Magic Tree House
Junie B. Jones
Budgets cuts in schools often affect the arts programs first. Yet, most children and teens enjoy all that the arts offer them. March is Music in Our Schools Month and this is a good time to celebrate with readers of all ages the role of music in our nation’s history, and how it relates to all cultures. Public libraries might also make music a part of their programming during the month. Here are a few ideas for school and public libraries:
Ask readers to share a favorite song. Then have them teach the song to a group. Have the group perform the song for a class. Include some research skills by asking them to find out the origin of the song. What is the genre? Is it a folk song, ballad, contemporary rock piece, show tune, or country song?

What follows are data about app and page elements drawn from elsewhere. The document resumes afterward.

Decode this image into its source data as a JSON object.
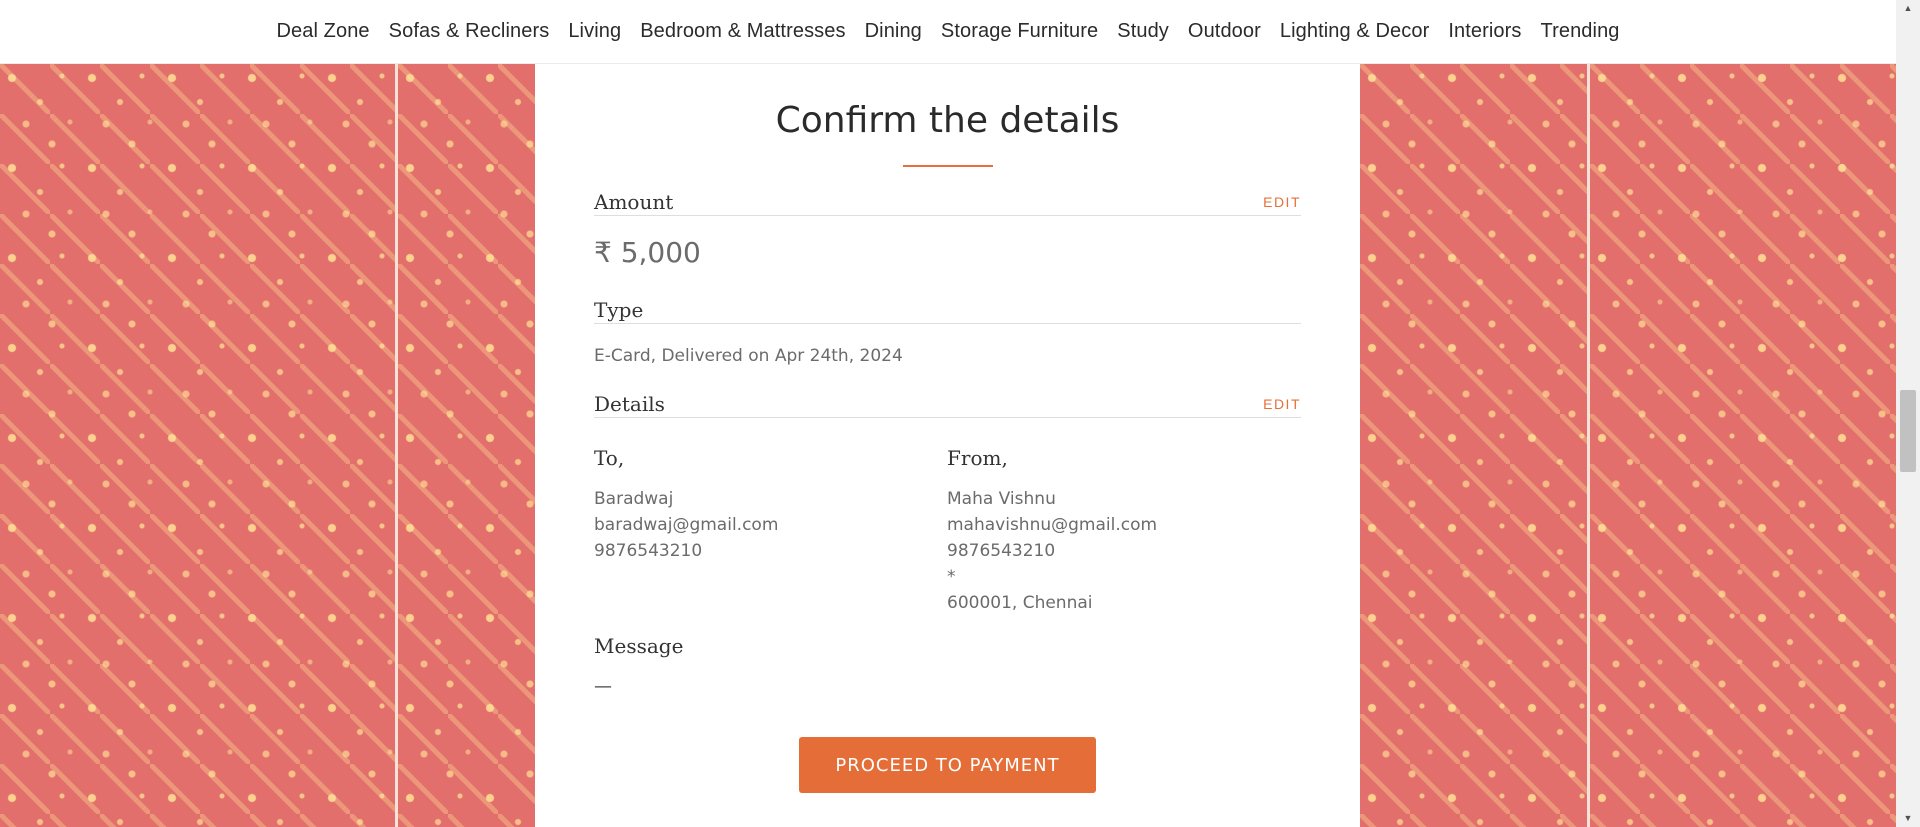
{
  "nav": {
    "items": [
      "Deal Zone",
      "Sofas & Recliners",
      "Living",
      "Bedroom & Mattresses",
      "Dining",
      "Storage Furniture",
      "Study",
      "Outdoor",
      "Lighting & Decor",
      "Interiors",
      "Trending"
    ]
  },
  "confirm": {
    "title": "Confirm the details",
    "amount_label": "Amount",
    "amount_edit": "EDIT",
    "amount_value": "₹ 5,000",
    "type_label": "Type",
    "type_value": "E-Card, Delivered on Apr 24th, 2024",
    "details_label": "Details",
    "details_edit": "EDIT",
    "to": {
      "label": "To,",
      "name": "Baradwaj",
      "email": "baradwaj@gmail.com",
      "phone": "9876543210"
    },
    "from": {
      "label": "From,",
      "name": "Maha Vishnu",
      "email": "mahavishnu@gmail.com",
      "phone": "9876543210",
      "address": "*",
      "city": "600001, Chennai"
    },
    "message_label": "Message",
    "message_value": "—",
    "proceed_label": "PROCEED TO PAYMENT"
  },
  "colors": {
    "accent": "#e56d38",
    "pattern_bg": "#e36f6c",
    "pattern_motif": "#ffe296"
  },
  "scrollbar": {
    "up_icon": "▲",
    "down_icon": "▼"
  }
}
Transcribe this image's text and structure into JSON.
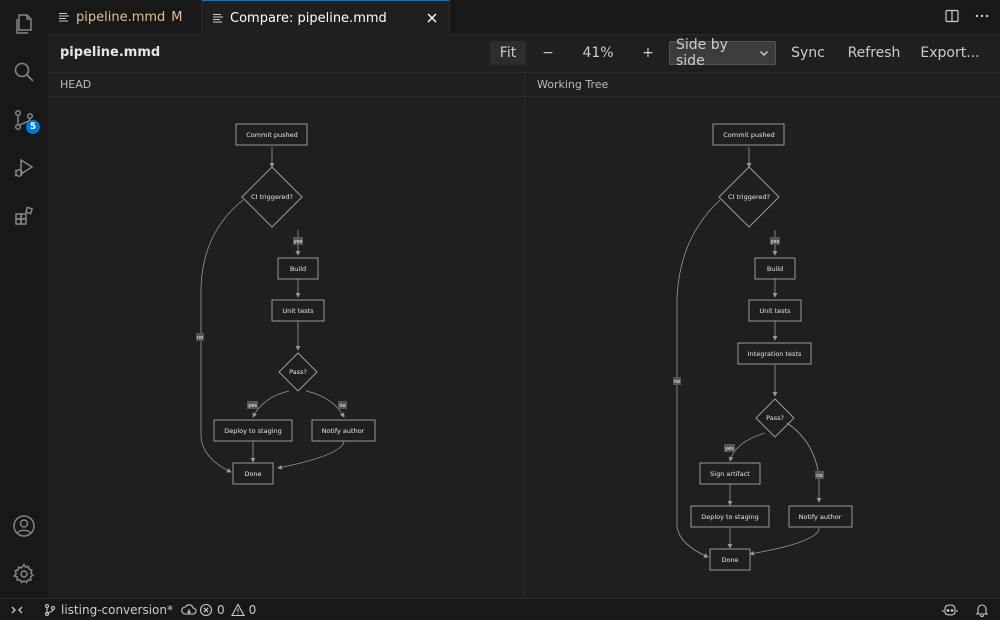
{
  "activity_bar": {
    "items": [
      {
        "name": "explorer-icon"
      },
      {
        "name": "search-icon"
      },
      {
        "name": "source-control-icon",
        "badge": "5"
      },
      {
        "name": "run-debug-icon"
      },
      {
        "name": "extensions-icon"
      }
    ],
    "bottom": [
      {
        "name": "account-icon"
      },
      {
        "name": "settings-gear-icon"
      }
    ]
  },
  "tabs": [
    {
      "label": "pipeline.mmd",
      "modified": "M",
      "active": false
    },
    {
      "label": "Compare: pipeline.mmd",
      "active": true
    }
  ],
  "toolbar": {
    "file_title": "pipeline.mmd",
    "fit_label": "Fit",
    "zoom_out_label": "−",
    "zoom_level": "41%",
    "zoom_in_label": "+",
    "view_mode": "Side by side",
    "sync_label": "Sync",
    "refresh_label": "Refresh",
    "export_label": "Export..."
  },
  "panes": {
    "left": {
      "title": "HEAD",
      "nodes": {
        "commit": "Commit pushed",
        "ci": "CI triggered?",
        "build": "Build",
        "unit": "Unit tests",
        "pass": "Pass?",
        "deploy": "Deploy to staging",
        "notify": "Notify author",
        "done": "Done"
      },
      "edge_labels": {
        "ci_yes": "yes",
        "ci_no": "no",
        "pass_yes": "yes",
        "pass_no": "no"
      }
    },
    "right": {
      "title": "Working Tree",
      "nodes": {
        "commit": "Commit pushed",
        "ci": "CI triggered?",
        "build": "Build",
        "unit": "Unit tests",
        "integration": "Integration tests",
        "pass": "Pass?",
        "sign": "Sign artifact",
        "deploy": "Deploy to staging",
        "notify": "Notify author",
        "done": "Done"
      },
      "edge_labels": {
        "ci_yes": "yes",
        "ci_no": "no",
        "pass_yes": "yes",
        "pass_no": "no"
      }
    }
  },
  "status_bar": {
    "branch": "listing-conversion*",
    "errors": "0",
    "warnings": "0"
  },
  "colors": {
    "accent": "#0078d4",
    "background": "#1f1f1f",
    "modified": "#e2c08d"
  }
}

Invite local musicians to talk with a class or reading group about their journey as a musician. At what age did they begin taking music lessons? Was there a music program in their school? Is music their career, or hobby? How can it be both?
Introduce books that celebrate music of all types. Suggestions from Random House include:

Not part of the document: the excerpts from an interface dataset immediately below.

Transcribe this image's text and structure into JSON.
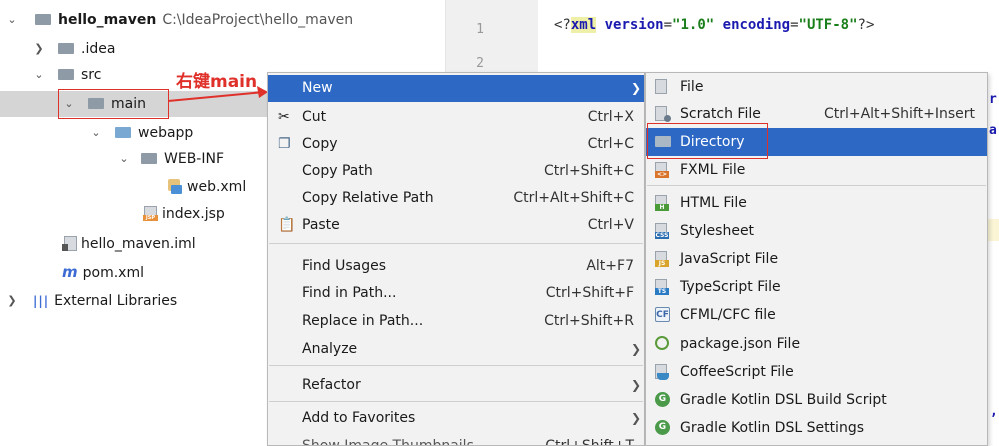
{
  "tree": {
    "project": {
      "name": "hello_maven",
      "path": "C:\\IdeaProject\\hello_maven"
    },
    "items": [
      {
        "label": ".idea"
      },
      {
        "label": "src"
      },
      {
        "label": "main"
      },
      {
        "label": "webapp"
      },
      {
        "label": "WEB-INF"
      },
      {
        "label": "web.xml"
      },
      {
        "label": "index.jsp"
      },
      {
        "label": "hello_maven.iml"
      },
      {
        "label": "pom.xml"
      },
      {
        "label": "External Libraries"
      }
    ],
    "annotation": "右键main"
  },
  "editor": {
    "line_numbers": [
      "1",
      "2"
    ],
    "code_line": {
      "open": "<?",
      "kw": "xml",
      "attr1": "version",
      "val1": "\"1.0\"",
      "attr2": "encoding",
      "val2": "\"UTF-8\"",
      "close": "?>"
    },
    "edge_glyphs": [
      "r",
      "a",
      ","
    ]
  },
  "menu": {
    "items": [
      {
        "label": "New",
        "shortcut": ""
      },
      {
        "label": "Cut",
        "shortcut": "Ctrl+X"
      },
      {
        "label": "Copy",
        "shortcut": "Ctrl+C"
      },
      {
        "label": "Copy Path",
        "shortcut": "Ctrl+Shift+C"
      },
      {
        "label": "Copy Relative Path",
        "shortcut": "Ctrl+Alt+Shift+C"
      },
      {
        "label": "Paste",
        "shortcut": "Ctrl+V"
      },
      {
        "label": "Find Usages",
        "shortcut": "Alt+F7"
      },
      {
        "label": "Find in Path...",
        "shortcut": "Ctrl+Shift+F"
      },
      {
        "label": "Replace in Path...",
        "shortcut": "Ctrl+Shift+R"
      },
      {
        "label": "Analyze",
        "shortcut": ""
      },
      {
        "label": "Refactor",
        "shortcut": ""
      },
      {
        "label": "Add to Favorites",
        "shortcut": ""
      },
      {
        "label": "Show Image Thumbnails",
        "shortcut": "Ctrl+Shift+T"
      }
    ]
  },
  "submenu": {
    "items": [
      {
        "label": "File",
        "shortcut": ""
      },
      {
        "label": "Scratch File",
        "shortcut": "Ctrl+Alt+Shift+Insert"
      },
      {
        "label": "Directory",
        "shortcut": ""
      },
      {
        "label": "FXML File",
        "shortcut": ""
      },
      {
        "label": "HTML File",
        "shortcut": ""
      },
      {
        "label": "Stylesheet",
        "shortcut": ""
      },
      {
        "label": "JavaScript File",
        "shortcut": ""
      },
      {
        "label": "TypeScript File",
        "shortcut": ""
      },
      {
        "label": "CFML/CFC file",
        "shortcut": ""
      },
      {
        "label": "package.json File",
        "shortcut": ""
      },
      {
        "label": "CoffeeScript File",
        "shortcut": ""
      },
      {
        "label": "Gradle Kotlin DSL Build Script",
        "shortcut": ""
      },
      {
        "label": "Gradle Kotlin DSL Settings",
        "shortcut": ""
      }
    ],
    "icon_tags": {
      "html": "H",
      "css": "CSS",
      "js": "JS",
      "ts": "TS",
      "fxml": "<>",
      "cf": "CF",
      "gradle": "G"
    }
  },
  "colors": {
    "selection": "#2d69c4",
    "annotation": "#e0302a",
    "tree_selection": "#d5d5d5"
  }
}
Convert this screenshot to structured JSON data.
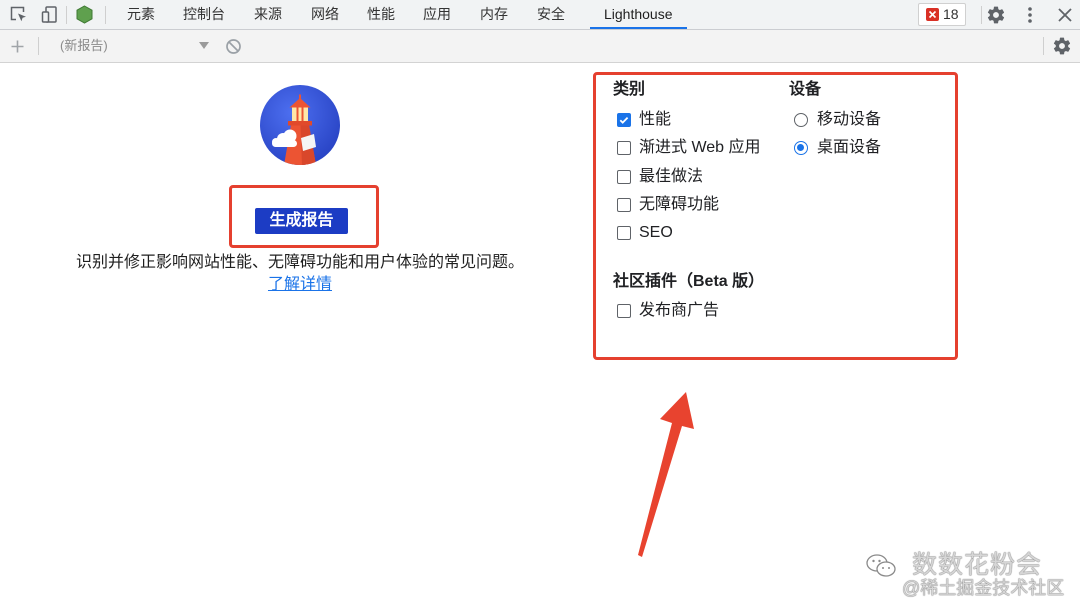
{
  "toolbar": {
    "tabs": [
      "元素",
      "控制台",
      "来源",
      "网络",
      "性能",
      "应用",
      "内存",
      "安全",
      "Lighthouse"
    ],
    "active_tab_index": 8,
    "error_count": "18"
  },
  "subbar": {
    "report_select": "(新报告)"
  },
  "main": {
    "generate_button": "生成报告",
    "description": "识别并修正影响网站性能、无障碍功能和用户体验的常见问题。",
    "learn_more": "了解详情"
  },
  "options": {
    "categories_heading": "类别",
    "categories": [
      {
        "label": "性能",
        "checked": true
      },
      {
        "label": "渐进式 Web 应用",
        "checked": false
      },
      {
        "label": "最佳做法",
        "checked": false
      },
      {
        "label": "无障碍功能",
        "checked": false
      },
      {
        "label": "SEO",
        "checked": false
      }
    ],
    "device_heading": "设备",
    "devices": [
      {
        "label": "移动设备",
        "selected": false
      },
      {
        "label": "桌面设备",
        "selected": true
      }
    ],
    "plugins_heading": "社区插件（Beta 版）",
    "plugins": [
      {
        "label": "发布商广告",
        "checked": false
      }
    ]
  },
  "watermark": {
    "line1": "数数花粉会",
    "line2": "@稀土掘金技术社区"
  },
  "icons": {
    "inspect": "inspect-element-icon",
    "device": "device-toggle-icon",
    "node": "node-hexagon-icon",
    "error": "error-x-icon",
    "settings": "gear-icon",
    "more": "more-vertical-icon",
    "close": "close-icon",
    "add": "plus-icon",
    "dropdown": "chevron-down-icon",
    "clear": "block-icon",
    "logo": "lighthouse-logo",
    "wechat": "wechat-icon"
  },
  "colors": {
    "accent": "#1a73e8",
    "button": "#1c3cc4",
    "annotation": "#e5402f",
    "error": "#d93025"
  }
}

Have readers pick a favorite rhyming picture book and write a rap using the text of the book. Suggestions from Random House include:
Ask those who play an instrument to demonstrate their talent to the group.
Have readers pick a zoo animal talk about the musical instrument that best describes their sound. Which animal is a trumpet? A French horn? A flute? A Bass?
Encourage older readers to find out the role of music in our history. Ask them to find out the kind of music that the main character in the following historical novels might know:
Play a few ballads for readers. Then divide them into small groups and ask them to write a ballad about a favorite book character. Suggestions from Random House include: